The cost of something — anything at all — should not exceed its economic value. I have already posted my plan to raise the US President’s salary to $4.3 million per year. In this post I will discuss reducing the costs for individual candidates in Presidential campaigns. The cost of campaigning should be less than the actual earnings from being a 4-year US President.
Many Presidential candidates in 2008 are not willing to hold their campaign spending below $123 million. This story is discussed in Wikipedia articles. (Note that Arizona’s Republican John McCain DOES plan to follow the rules, and to keep his campaign spending below $123 million.) Wikipedia articles here and here show that Democratic candidates are raising and spending twice as much money as Republican candidates.
Public funding of federal elections, originally proposed by President Theodore Roosevelt in 1907, began to take shape as part of a 1971 law, as Congress established the income tax checkoff to provide for the financing of Presidential general election campaigns and national party conventions.
As President, I will aim for a major change to the Presidential Campaign Fund program. This fund is administered by the Federal Election Committee (FEC) which is appointed by the US President. (Reference: Wikipedia articles “Federal Elections Commission” and “Federal Election Campaign Act“)
Widespread use of the internet makes it possible to conduct a good, but low-cost Presidential campaign today on a far smaller budget than in 1975 when the FEC was originally organized. Moreover, the US public in general has lost faith in the Federal Government, and the US itself has lost most of its economic strength, since we adopted this modern system of financing Presidential elections during 1971-1975.

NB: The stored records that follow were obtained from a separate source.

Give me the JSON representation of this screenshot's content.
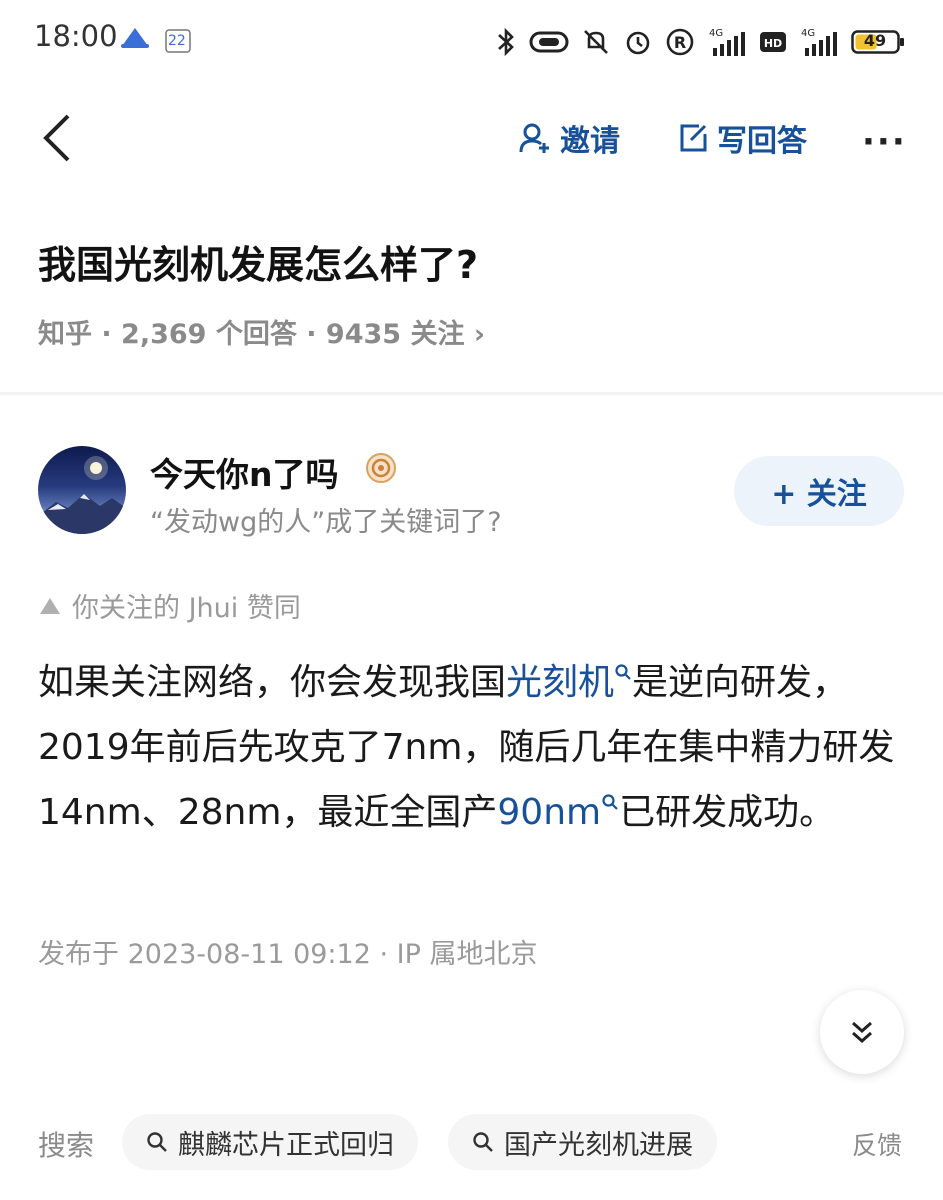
{
  "status_bar": {
    "time": "18:00",
    "calendar_badge": "22",
    "battery": "49"
  },
  "header": {
    "invite_label": "邀请",
    "write_answer_label": "写回答",
    "more_label": "···"
  },
  "question": {
    "title": "我国光刻机发展怎么样了?",
    "meta": "知乎 · 2,369 个回答 · 9435 关注 ›"
  },
  "author": {
    "name": "今天你n了吗",
    "bio": "“发动wg的人”成了关键词了?",
    "follow_label": "+ 关注"
  },
  "endorse": {
    "text": "你关注的 Jhui 赞同"
  },
  "answer": {
    "part1": "如果关注网络，你会发现我国",
    "keyword1": "光刻机",
    "part2": "是逆向研发，2019年前后先攻克了7nm，随后几年在集中精力研发14nm、28nm，最近全国产",
    "keyword2": "90nm",
    "part3": "已研发成功。"
  },
  "publish_info": "发布于 2023-08-11 09:12 · IP 属地北京",
  "search_bar": {
    "label": "搜索",
    "chips": [
      "麒麟芯片正式回归",
      "国产光刻机进展"
    ],
    "feedback_label": "反馈"
  },
  "colors": {
    "link_blue": "#175199",
    "follow_bg": "#edf3fb",
    "muted_text": "#8a8a8a"
  },
  "icons": {
    "back": "chevron-left-icon",
    "invite": "add-user-icon",
    "write": "edit-icon",
    "expand": "double-chevron-down-icon",
    "search": "search-icon"
  }
}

Currently the FEC allows the final nominee of each major party (Republican and Democrat) to receive a grant of $81.78 million if they have followed certain guidelines. I will request that this $163.56 million should be used differently. The $163.56 million should be used to fund serious IMPARTIAL research into activities that could make the US stronger, better, more prosperous, and more efficient. I will ask that all this $163.56 million of research be published openly, and available nationwide, 2 years before each presidential election. That research will analyze the engineering technology, political issues, and optional government programs or reforms which truly need to be addressed and discussed by Presidential candidates in the following Presidential election.
My plan for this $163.56 million of impartial research before each Presidential campaign resembles the way Franklin Roosevelt had PhD research people guide US manufacturing tasks during World war II.
As President, I will also ask the FEC to impose a spending ceiling of $10 million on each candidate’s campaign in primary elections to run for President of the USA . This $10 million ceiling represents roughly 75% spending reduction from the current program. State Governors and big-city Mayors all have excellent credentials to become US Presidents. Of course Federal Senators and Congressmen also have good credentials. So I will ask the FEC and Congress to end the political fund-raising circus by having the Presidential Election Campaign Fund give $200K to the campaigns of ANY Federal Senators or Congressmen, and any State Governors, and any big-city Mayors who decide to be candidates for US President.
Our elected officials should be concentrating all of their attention on the work for which they have been elected. So it is counter-productive for any incumbent to waste his or her time raising hundreds of millions of dollars for an unrelated task, such as financing a campaign to run for US President.
I will also ask Congress to legislate enough free public exposure for candidates for Congress and the Presidency (including private citizens who are not currently in public offices) so that spending more than $200K on a Presidential campaign will not increase any candidate’s chances of winning the election. For the offices of Representatives and Senators in Congress I will request that spending more than $30K on a campaign will not increase the probability of getting elected.
Obviously there is a big difference between the $200K and $10 million ceilings in my discussion above. I want to stop plutocracy by aiming to make $200K function just as efficiently as $10 million for the purposes of Presidential campaign financing. The winner should be the best candidate, not the one who specializes in fundraising.
Filed under: Charles Skelley |